Tuesday, February 2, 2016
Preventing Injury in the Winter Months
By: Christopher Carter, MD with Brookwood Care Network
Many of us enjoy winter activities like skiing, snowboarding, sledding, ice-skating and hockey. These sports are thrilling and fun for all ages, but high speeds and slippery surfaces can lead to serious injuries, including concussions. The following are some injury prevention tips to keep you safe while having fun in the cold.
1. Always wear a properly fitted helmet and replace it after a serious fall. When wearing a hat or cap to keep your head warm, make sure your helmet still fits securely on your head. It's also very important to replace your helmet after a serious crash. Some helmets are built to only withstand a single impact, while others can withstand more than one — depending on the severity. The snow may seem soft, but trees, ice, and other people aren't.
2. Have fun, but know your limitations. I will never forget my first time skiing. I thought I was athletic enough to hit the slopes without any formal training. Needless to say, I spent the majority of the day on my back. It was a very humbling, cold, and wet experience. Take it from me - if it's your first time on the slopes, take lessons from an expert. Learn the fundamentals, start slowly, and be patient. Know your limitations and make sure children do as well. Young children should never play on snow or ice without close supervision.
3. Be familiar with your surroundings and stay alert.
• Be sure to scope out the trail, sledding hill, or skating rink before you take off at full speed.
• Be aware of blind spots, turns, and sudden drops or knolls.
• Try to avoid crowded areas, as you could also be injured when someone else does something irresponsible.

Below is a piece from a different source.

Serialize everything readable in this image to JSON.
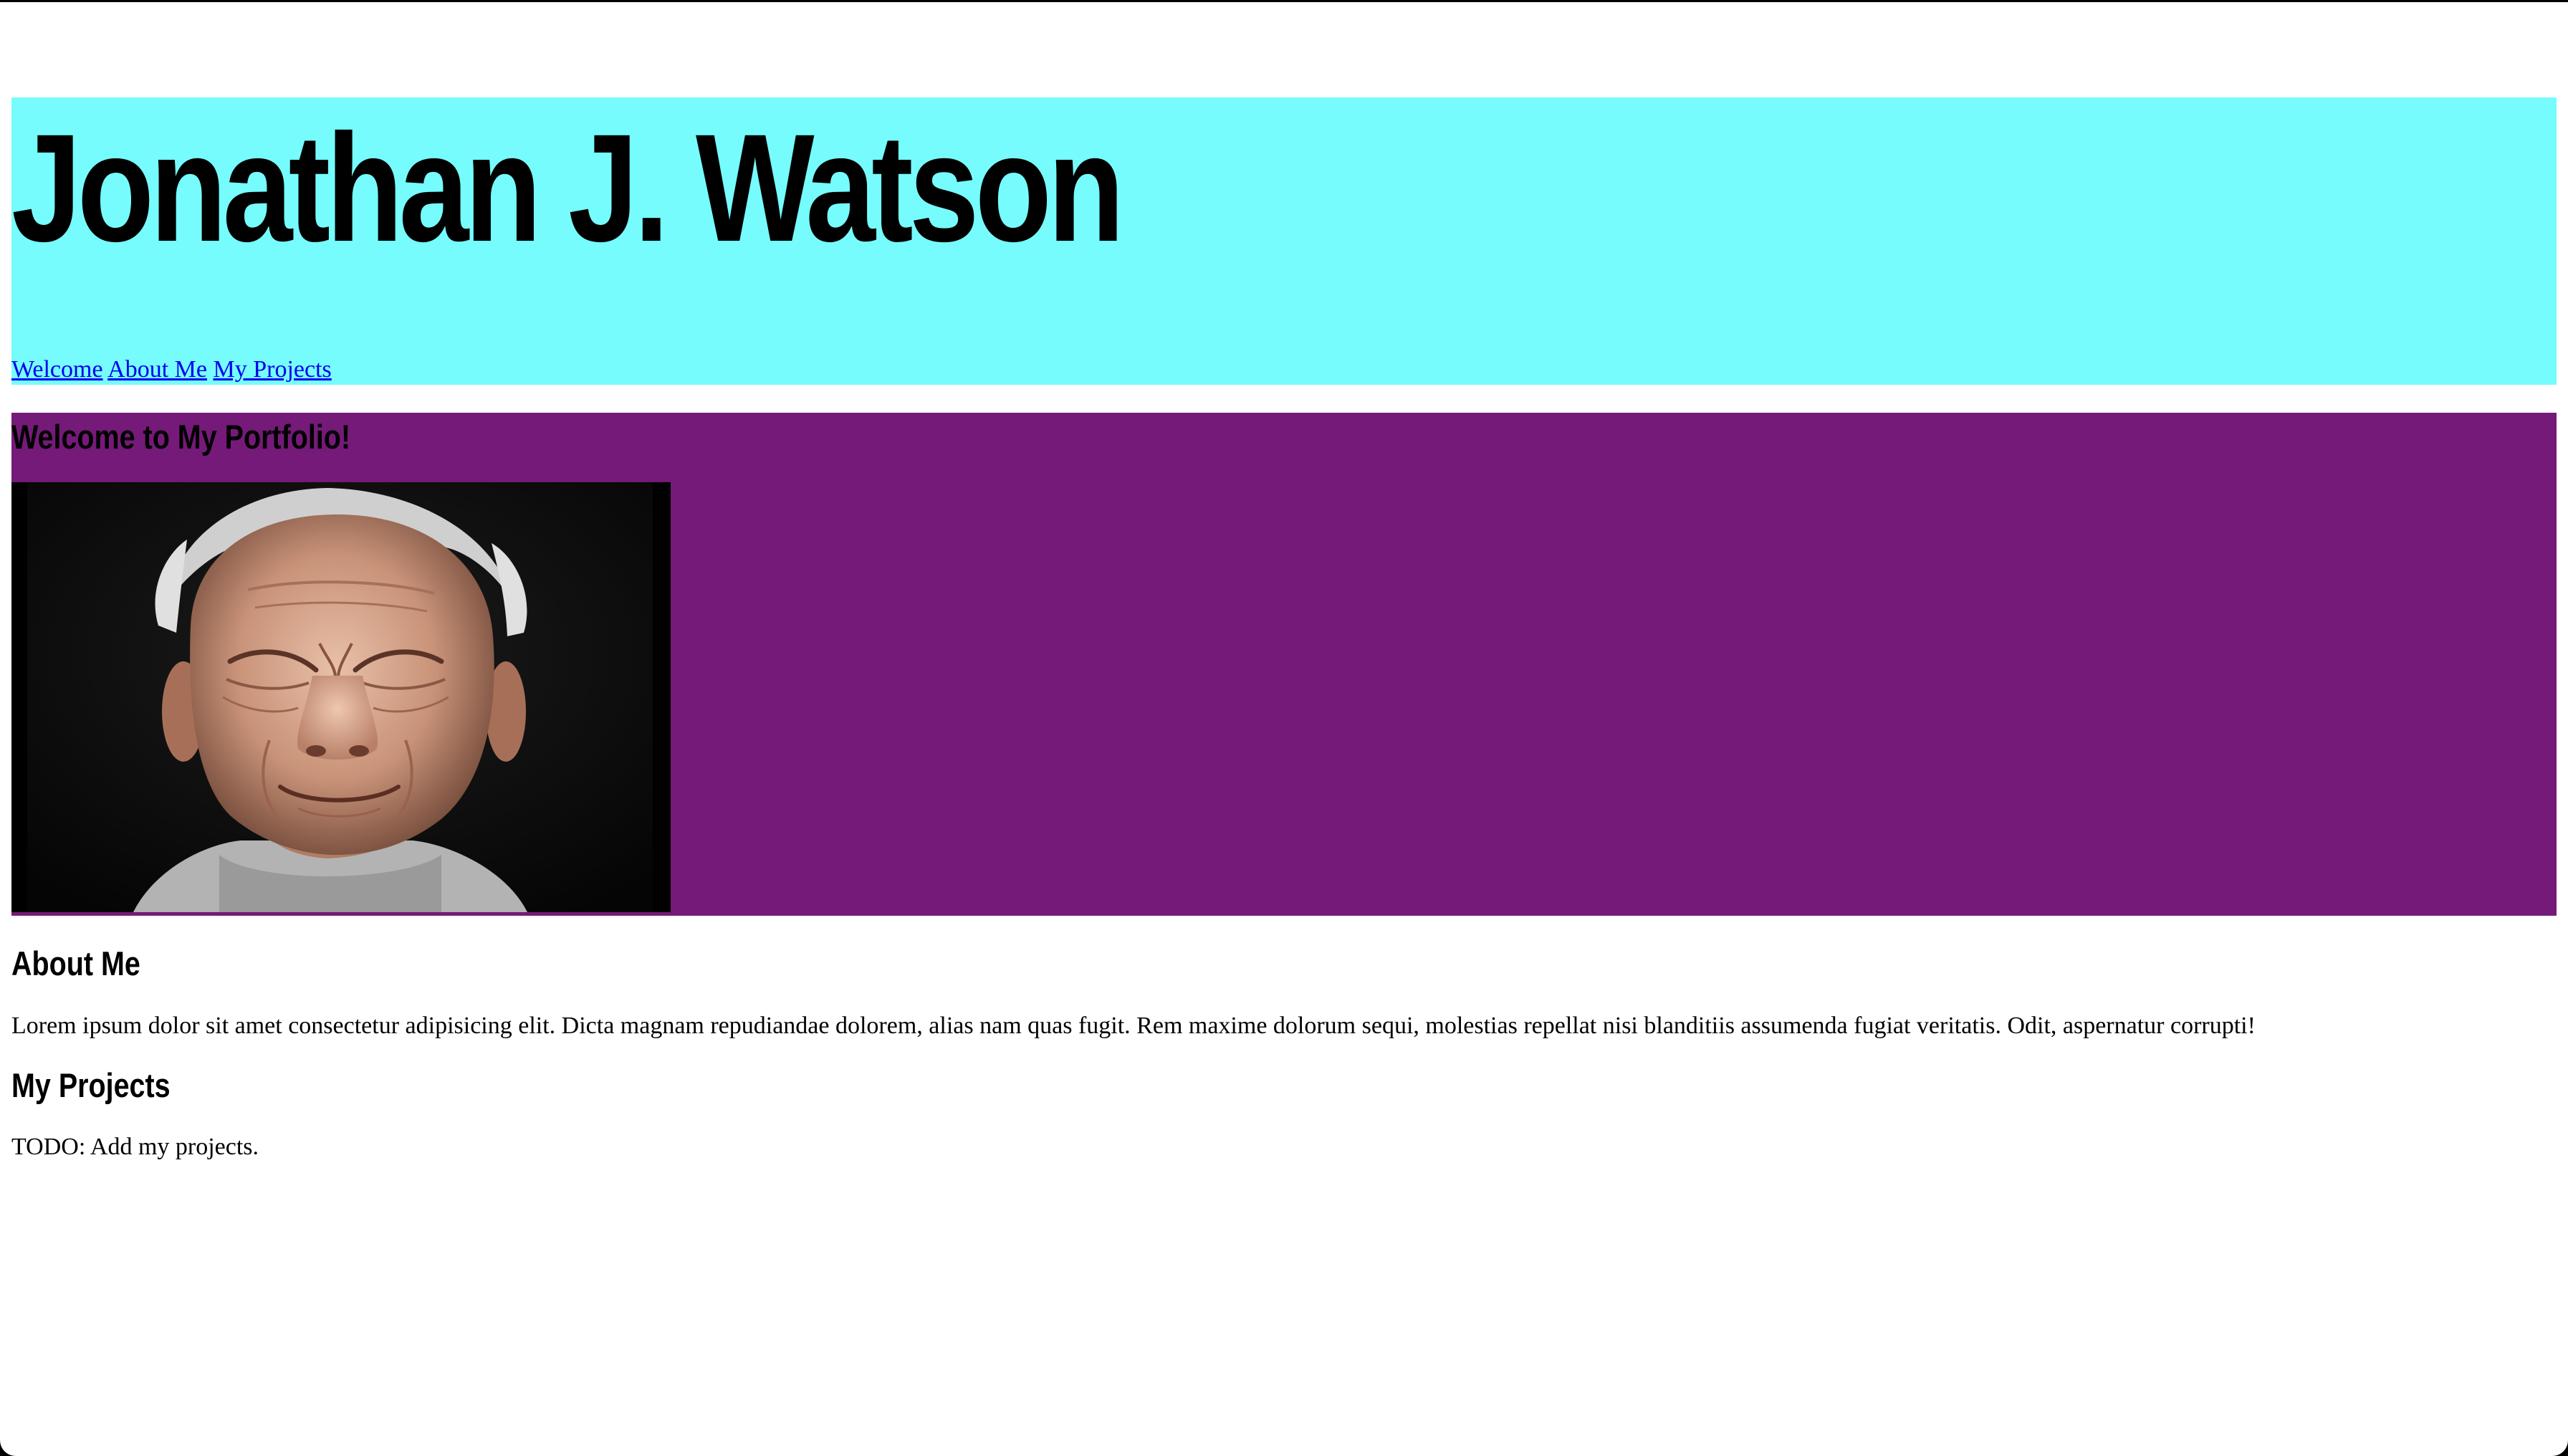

• Try to stay near the center of the trail or hill to avoid obstacles.
• Never ski or sled through, or close to trees.
• Stay alert and never wear headphones so you can hear what's going on around you.
4. Be aware of the warning signs of concussion. If you or someone you are with does take a hard spill, be sure you recognize the warning signs of a traumatic brain injury. Signs and symptoms of a mild brain injury, or concussion, can show up right after the injury, or they may not appear until days or even weeks afterward. Concussion symptoms can include:
• Decreased coordination or balance
• Slurred speech
Sometimes people complain of “just not feeling like themselves.” If you or a loved one notices any of these symptoms, you should seek medical attention right away. And if the person loses consciousness, call 911 or seek emergency medical help as soon as possible. Finally, if you have a concussion, give yourself time to heal. Experiencing a second injury before the first one heals could have long-term consequences.
Enjoy yourselves this winter, but make sure to stay safe. If you or someone you know suffers a concussion, or has an injury whether winter-related or not, Dr. Carter can be reached at 205-352-1175.
Christopher Carter, MD practices family medicine with an emphasis on sports medicine and non-surgical orthopedics with the Brookwood Care Network.